Most Americans Have Plans for a Summer or Fall Vacation This Year

Most Americans Have Plans for a Summer or Fall Vacation This Year

In 2021, many workers expect to take more PTO than they ever have before
A fall family vacation

Many U.S. employees struggled to maintain healthy work-life boundaries during the COVID-19 outbreak. But as the country nears the tail end of the pandemic, they're seeing greater value in stepping away from work and making use of their paid vacation days.

In the new Work-Life Balance Report, travel deal provider Priceline revealed most Americans (92%) have either already traveled this year or have plans to do so, with many of them taking trips in the summer (52%) or fall (26%).

Remote work led to more 'workcations' during the pandemic

A mere 21% of American workers used all of their PTO last year, compared to 30% in 2019. They held onto their vacation days for a variety of reasons, including:
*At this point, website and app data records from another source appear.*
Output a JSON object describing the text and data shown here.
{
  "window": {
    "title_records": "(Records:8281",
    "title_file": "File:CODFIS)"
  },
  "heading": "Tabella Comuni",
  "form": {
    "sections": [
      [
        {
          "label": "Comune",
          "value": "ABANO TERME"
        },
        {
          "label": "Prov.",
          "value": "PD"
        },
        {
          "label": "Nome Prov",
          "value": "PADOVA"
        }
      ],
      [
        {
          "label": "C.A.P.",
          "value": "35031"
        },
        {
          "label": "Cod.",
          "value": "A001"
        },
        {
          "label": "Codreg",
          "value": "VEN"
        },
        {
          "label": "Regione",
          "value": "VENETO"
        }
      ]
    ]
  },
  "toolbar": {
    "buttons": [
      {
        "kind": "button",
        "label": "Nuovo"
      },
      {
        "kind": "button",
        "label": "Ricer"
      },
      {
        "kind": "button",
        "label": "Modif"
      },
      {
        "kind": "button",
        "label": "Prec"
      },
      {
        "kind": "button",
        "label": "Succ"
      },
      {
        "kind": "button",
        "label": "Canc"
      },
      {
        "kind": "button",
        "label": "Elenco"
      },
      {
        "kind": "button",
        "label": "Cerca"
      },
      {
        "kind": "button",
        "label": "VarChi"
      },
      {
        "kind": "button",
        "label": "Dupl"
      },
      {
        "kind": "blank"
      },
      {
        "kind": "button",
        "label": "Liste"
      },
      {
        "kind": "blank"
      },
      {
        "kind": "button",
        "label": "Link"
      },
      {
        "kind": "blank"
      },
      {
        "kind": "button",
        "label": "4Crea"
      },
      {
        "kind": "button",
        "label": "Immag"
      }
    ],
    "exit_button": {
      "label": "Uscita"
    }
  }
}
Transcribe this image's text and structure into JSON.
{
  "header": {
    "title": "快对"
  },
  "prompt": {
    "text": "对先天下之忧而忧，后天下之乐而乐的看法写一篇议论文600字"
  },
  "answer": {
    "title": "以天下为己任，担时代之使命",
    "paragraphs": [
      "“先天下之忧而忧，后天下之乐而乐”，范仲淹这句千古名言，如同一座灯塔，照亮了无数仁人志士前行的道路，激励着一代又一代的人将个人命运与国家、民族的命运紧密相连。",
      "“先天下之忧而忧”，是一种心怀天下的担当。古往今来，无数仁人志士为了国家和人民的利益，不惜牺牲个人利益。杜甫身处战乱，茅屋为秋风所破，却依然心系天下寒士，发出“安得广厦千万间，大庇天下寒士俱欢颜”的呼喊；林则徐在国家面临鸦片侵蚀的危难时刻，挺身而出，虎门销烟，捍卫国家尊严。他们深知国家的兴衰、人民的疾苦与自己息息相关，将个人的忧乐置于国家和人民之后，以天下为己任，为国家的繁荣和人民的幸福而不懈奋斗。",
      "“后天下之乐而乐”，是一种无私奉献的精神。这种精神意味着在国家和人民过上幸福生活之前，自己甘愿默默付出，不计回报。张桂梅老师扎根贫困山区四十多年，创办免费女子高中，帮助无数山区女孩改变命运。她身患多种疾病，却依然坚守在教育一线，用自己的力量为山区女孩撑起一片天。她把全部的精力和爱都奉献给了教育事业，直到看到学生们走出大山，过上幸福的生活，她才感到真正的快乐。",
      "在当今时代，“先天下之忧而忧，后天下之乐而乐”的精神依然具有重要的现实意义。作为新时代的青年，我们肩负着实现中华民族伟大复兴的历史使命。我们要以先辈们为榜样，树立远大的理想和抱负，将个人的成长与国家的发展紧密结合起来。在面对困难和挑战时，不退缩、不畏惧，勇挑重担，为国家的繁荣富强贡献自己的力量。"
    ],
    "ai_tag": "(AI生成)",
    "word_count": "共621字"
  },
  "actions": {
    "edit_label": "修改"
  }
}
  • 30% hoping they'd be able to travel later
  • 29% saving their PTO in case they or a loved one got sick
  • 28% planning to carry over their unused days
  • 19% believing their company was too busy for them to take time off

But a break from the daily grind offers a wealth of health benefits — ones that overworked employees miss out on. In fact, Priceline found that taking time off work makes respondents feel relaxed (56%), happy (53%) and excited (40%).

In contrast, more than 4 in 10 of those with leftover PTO (42%) said they felt frustrated and exhausted — this could explain why over half of employees in a recent survey said they feel burned out on a weekly basis.

The Priceline survey showed that 54% of those who didn't take advantage of their vacation days regretted it — a considerable increase from the 21% who said the same in 2019. In addition to feeling like they "wasted" the flexibility that came with remote work (35%), workers regretted not taking more trips (40%) and not working from new or different places (32%).

The Work-Life Balance Report also paints a very different picture for those that did take advantage of their PTO over the last year. Three-fourths of remote workers felt that work-life balance was more achievable once they began telecommuting. Many remote workers also took the opportunity to:

  • Work from different locations (72%)
  • Explore new destinations (66%)
  • Take more workcations (60%)
  • Extend a trip because of their ability to work from anywhere (34%)

Workers plan on taking advantage of their PTO in 2021

This year, respondents are making up for lost vacation time: Remote workers plan on traveling more in 2021 (66%) and, in the process, using more PTO this year than in any previous one (65%). About 8 in 10 respondents (82%) predict they'll use up their remaining PTO by year's end, with 16% of them saying they'll use all of their days for one vacation.

While 32% will use this precious time to visit family and friends, others have more ambitious plans — these include:

  • Taking a trip to a place they've never been before (62%)
  • Taking a vacation based on a personal passion (61%)
  • Visiting destinations on their bucket lists (53%)
  • Going on a road trip (35%)

Still, though many Americans started vacation planning months ago, those just beginning to map out their itineraries may be shocked by the steep prices caused by the recent travel surge. Understandably, travel deals remain important for 74% of respondents, while 71% say that travel packages make workcations easier.

Methodology: Between April 29 and May 3, 2021, Priceline conducted an online survey of 1,000 full- or part-time employees ages 18 and older. Results are nationally representative by age, gender, income, race, ethnicity and U.S region.